Baresoil Face Detection Benchmark (AWS)

This is a repeatable, open code and data benchmark.

Benchmark date: Wed Aug 09 2017 20:30:52 GMT-0700 (PDT)


A recent positive development in machine learning has been the availability of fast and accurate methods for detecting and recognizing human faces in an image. Given a photograph, we would like to know where the human faces (if any) are located in the photograph, as well as the approximate shape of each face. This is an import first step for face recognition, biometrics, and instant messaging apps that allow animal parts to be overlaid onto human faces.

Baresoil can be used to quickly turn standard command-line programs into scalable web services. For this benchmark, Adam Geitgey's Modern Face Recognition with Deep Learning Python tutorial is adapted into a Baresoil server-side function using approximately 100 lines of Python from the tutorial.
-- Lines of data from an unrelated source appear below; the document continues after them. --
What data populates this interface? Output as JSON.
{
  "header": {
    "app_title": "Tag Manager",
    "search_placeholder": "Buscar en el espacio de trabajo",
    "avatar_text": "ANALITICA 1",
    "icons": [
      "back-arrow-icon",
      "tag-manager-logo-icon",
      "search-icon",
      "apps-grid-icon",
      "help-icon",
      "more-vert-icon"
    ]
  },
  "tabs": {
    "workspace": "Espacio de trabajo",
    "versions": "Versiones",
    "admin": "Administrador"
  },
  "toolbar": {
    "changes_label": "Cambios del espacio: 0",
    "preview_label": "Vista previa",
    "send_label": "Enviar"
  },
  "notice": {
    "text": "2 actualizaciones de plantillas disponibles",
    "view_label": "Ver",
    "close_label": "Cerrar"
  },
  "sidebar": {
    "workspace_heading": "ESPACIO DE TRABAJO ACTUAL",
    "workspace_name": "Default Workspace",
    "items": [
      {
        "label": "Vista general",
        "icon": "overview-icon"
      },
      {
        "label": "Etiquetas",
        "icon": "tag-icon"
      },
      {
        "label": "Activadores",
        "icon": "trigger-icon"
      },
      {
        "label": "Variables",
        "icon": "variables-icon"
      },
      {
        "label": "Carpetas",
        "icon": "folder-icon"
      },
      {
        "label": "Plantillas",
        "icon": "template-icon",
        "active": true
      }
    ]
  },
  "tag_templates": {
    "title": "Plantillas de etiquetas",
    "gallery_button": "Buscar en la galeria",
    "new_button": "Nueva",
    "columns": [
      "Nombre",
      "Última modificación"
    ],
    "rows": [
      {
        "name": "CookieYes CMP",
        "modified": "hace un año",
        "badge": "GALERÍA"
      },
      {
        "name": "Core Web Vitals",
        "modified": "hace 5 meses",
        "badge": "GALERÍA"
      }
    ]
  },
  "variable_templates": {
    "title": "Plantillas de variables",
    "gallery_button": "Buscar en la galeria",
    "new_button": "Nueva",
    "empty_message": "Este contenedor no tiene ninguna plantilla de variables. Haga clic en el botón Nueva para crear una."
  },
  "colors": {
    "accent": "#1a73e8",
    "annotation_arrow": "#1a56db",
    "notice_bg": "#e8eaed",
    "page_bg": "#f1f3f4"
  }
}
The images on the right show the location of facial features extracted from each face found in the left image. Each yellow box represents a face, and facial features are outlined in red.
The images on the right show the location of facial features extracted from each face found in the left image. Each yellow box represents a face, and facial features are outlined in red.

The adapted code is deployed to a Baresoil cluster consisting of 5 c4.8xlarge AWS EC2 instances. As of Wed Aug 09 2017 20:30:52 GMT-0700 (PDT), the overall throughput of this cluster was measured at 633 gigabytes per hour of image data analyzed for faces, for a total cost of $8.58 USD per hour. The code and data repository contains the Baresoil adaptation of Adam Geitgey's tutorial.
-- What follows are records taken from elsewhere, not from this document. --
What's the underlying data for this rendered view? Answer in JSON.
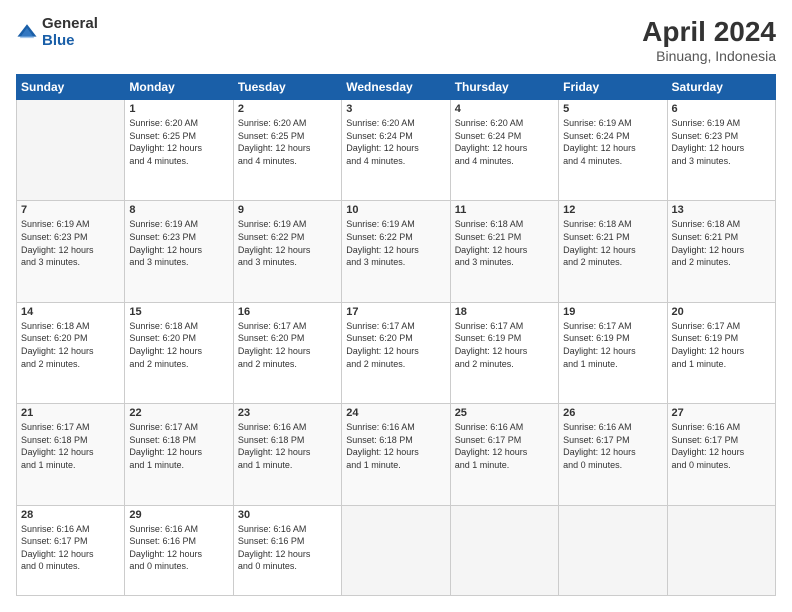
{
  "header": {
    "logo_general": "General",
    "logo_blue": "Blue",
    "title": "April 2024",
    "location": "Binuang, Indonesia"
  },
  "weekdays": [
    "Sunday",
    "Monday",
    "Tuesday",
    "Wednesday",
    "Thursday",
    "Friday",
    "Saturday"
  ],
  "weeks": [
    [
      {
        "day": "",
        "info": ""
      },
      {
        "day": "1",
        "info": "Sunrise: 6:20 AM\nSunset: 6:25 PM\nDaylight: 12 hours\nand 4 minutes."
      },
      {
        "day": "2",
        "info": "Sunrise: 6:20 AM\nSunset: 6:25 PM\nDaylight: 12 hours\nand 4 minutes."
      },
      {
        "day": "3",
        "info": "Sunrise: 6:20 AM\nSunset: 6:24 PM\nDaylight: 12 hours\nand 4 minutes."
      },
      {
        "day": "4",
        "info": "Sunrise: 6:20 AM\nSunset: 6:24 PM\nDaylight: 12 hours\nand 4 minutes."
      },
      {
        "day": "5",
        "info": "Sunrise: 6:19 AM\nSunset: 6:24 PM\nDaylight: 12 hours\nand 4 minutes."
      },
      {
        "day": "6",
        "info": "Sunrise: 6:19 AM\nSunset: 6:23 PM\nDaylight: 12 hours\nand 3 minutes."
      }
    ],
    [
      {
        "day": "7",
        "info": "Sunrise: 6:19 AM\nSunset: 6:23 PM\nDaylight: 12 hours\nand 3 minutes."
      },
      {
        "day": "8",
        "info": "Sunrise: 6:19 AM\nSunset: 6:23 PM\nDaylight: 12 hours\nand 3 minutes."
      },
      {
        "day": "9",
        "info": "Sunrise: 6:19 AM\nSunset: 6:22 PM\nDaylight: 12 hours\nand 3 minutes."
      },
      {
        "day": "10",
        "info": "Sunrise: 6:19 AM\nSunset: 6:22 PM\nDaylight: 12 hours\nand 3 minutes."
      },
      {
        "day": "11",
        "info": "Sunrise: 6:18 AM\nSunset: 6:21 PM\nDaylight: 12 hours\nand 3 minutes."
      },
      {
        "day": "12",
        "info": "Sunrise: 6:18 AM\nSunset: 6:21 PM\nDaylight: 12 hours\nand 2 minutes."
      },
      {
        "day": "13",
        "info": "Sunrise: 6:18 AM\nSunset: 6:21 PM\nDaylight: 12 hours\nand 2 minutes."
      }
    ],
    [
      {
        "day": "14",
        "info": "Sunrise: 6:18 AM\nSunset: 6:20 PM\nDaylight: 12 hours\nand 2 minutes."
      },
      {
        "day": "15",
        "info": "Sunrise: 6:18 AM\nSunset: 6:20 PM\nDaylight: 12 hours\nand 2 minutes."
      },
      {
        "day": "16",
        "info": "Sunrise: 6:17 AM\nSunset: 6:20 PM\nDaylight: 12 hours\nand 2 minutes."
      },
      {
        "day": "17",
        "info": "Sunrise: 6:17 AM\nSunset: 6:20 PM\nDaylight: 12 hours\nand 2 minutes."
      },
      {
        "day": "18",
        "info": "Sunrise: 6:17 AM\nSunset: 6:19 PM\nDaylight: 12 hours\nand 2 minutes."
      },
      {
        "day": "19",
        "info": "Sunrise: 6:17 AM\nSunset: 6:19 PM\nDaylight: 12 hours\nand 1 minute."
      },
      {
        "day": "20",
        "info": "Sunrise: 6:17 AM\nSunset: 6:19 PM\nDaylight: 12 hours\nand 1 minute."
      }
    ],
    [
      {
        "day": "21",
        "info": "Sunrise: 6:17 AM\nSunset: 6:18 PM\nDaylight: 12 hours\nand 1 minute."
      },
      {
        "day": "22",
        "info": "Sunrise: 6:17 AM\nSunset: 6:18 PM\nDaylight: 12 hours\nand 1 minute."
      },
      {
        "day": "23",
        "info": "Sunrise: 6:16 AM\nSunset: 6:18 PM\nDaylight: 12 hours\nand 1 minute."
      },
      {
        "day": "24",
        "info": "Sunrise: 6:16 AM\nSunset: 6:18 PM\nDaylight: 12 hours\nand 1 minute."
      },
      {
        "day": "25",
        "info": "Sunrise: 6:16 AM\nSunset: 6:17 PM\nDaylight: 12 hours\nand 1 minute."
      },
      {
        "day": "26",
        "info": "Sunrise: 6:16 AM\nSunset: 6:17 PM\nDaylight: 12 hours\nand 0 minutes."
      },
      {
        "day": "27",
        "info": "Sunrise: 6:16 AM\nSunset: 6:17 PM\nDaylight: 12 hours\nand 0 minutes."
      }
    ],
    [
      {
        "day": "28",
        "info": "Sunrise: 6:16 AM\nSunset: 6:17 PM\nDaylight: 12 hours\nand 0 minutes."
      },
      {
        "day": "29",
        "info": "Sunrise: 6:16 AM\nSunset: 6:16 PM\nDaylight: 12 hours\nand 0 minutes."
      },
      {
        "day": "30",
        "info": "Sunrise: 6:16 AM\nSunset: 6:16 PM\nDaylight: 12 hours\nand 0 minutes."
      },
      {
        "day": "",
        "info": ""
      },
      {
        "day": "",
        "info": ""
      },
      {
        "day": "",
        "info": ""
      },
      {
        "day": "",
        "info": ""
      }
    ]
  ]
}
Images processed per hour120100
Image data processed per hour633 GB
Cluster cost per hour (on-demand)*$8.58 USD
Cluster cost per hour (reserved)$5.66 USD

* Using 5 on-demand EC2 c4.8xlarge instances in us-east-2, priced at $1.591 per hour, RDS on-demand costs of $0.095 per hour, ELB costs of $0.025 per hour and $0.008 per gigabyte transferred. Pixel resolution of all test images is approximately 3840x2160 (i.e., 4K video frame).

Benchmark Setup

Baresoil cluster
A Baresoil cluster is first created to host the face recognition service using the instructions for creating a Baresoil cluster on AWS. This can take 25 minutes or longer in some AWS regions.
Benchmarking client cluster
A standalone cluster of load-generating EC2 instances is created using the benchoid benchmarking tool, available on npm.
Load generating agents
Each of the 10 servers in the test cluster creates 20 parallel processes that each perform the following actions in a loop:
  1. Connect to the face detection service over an encrypted, persistent WebSocket using the Baresoil cluster's DNS endpoint,
  2. Randomly choose one of the test images and send it to the server to be analyzed for faces.
  3. Wait for the server response before repeating the previous step.
After a traffic ramp-up period, this results in 200 simultaneous WebSocket connections to the cluster continuously sending images to be analyzed. The source code for the load-generating agent is in the agent directory of the code and data repository.

Baresoil Cluster

Instance count5
Instance typec4.8xlarge
AWS regionus-east-2
Instance cost per hour (on-demand)$1.591 USD
Instance cost per hour (reserved)$1.008 USD

Load Generating Instances

Instance count10
Instance typet2.xlarge
AWS regionus-east-2

Raw Statistics

Experiment time (seconds)357
Requests made12110
Successful responses received11910
Error responses received0
Image bytes processed by the cluster67406267535
Total response bytes returned from cluster747173248
Total CPU-seconds used by all requests9199.121000000045

Request Statistics

Request Rate

Total number of requests that were initiated to the server in each time window, aggregated over all clients.

Image Bytes Processed

Total amount of image data processed by the cluster at each time window. Image data is only counted when it is successfully processed by the cluster and returned, at the time of return.

Server Time per Image

Wall time spent by server on resizing each image, as reported by the server.

Round-trip Latency

Time from starting the RPC request over a WebSocket to receiving a successful response. Requests are grouped by the time they were started at the client, not when the response was successfully received.

Client Tier Statistics

Client CPU Usage

Instances in the client tier should not be overloaded in order to ensure that server response measurements are not biased. The following time series plot shows average CPU usage for each server in the client tier.

Client Memory Usage

The following time series plot shows the percentage of system memory used per host, as free by node's builtin os module.

Concurrent Agents

Each agent is an independent process running on one of the client tier instances that makes a continuous stream of requests to the server. The following time series plot shows the total number of active agents over time for all client tier hosts.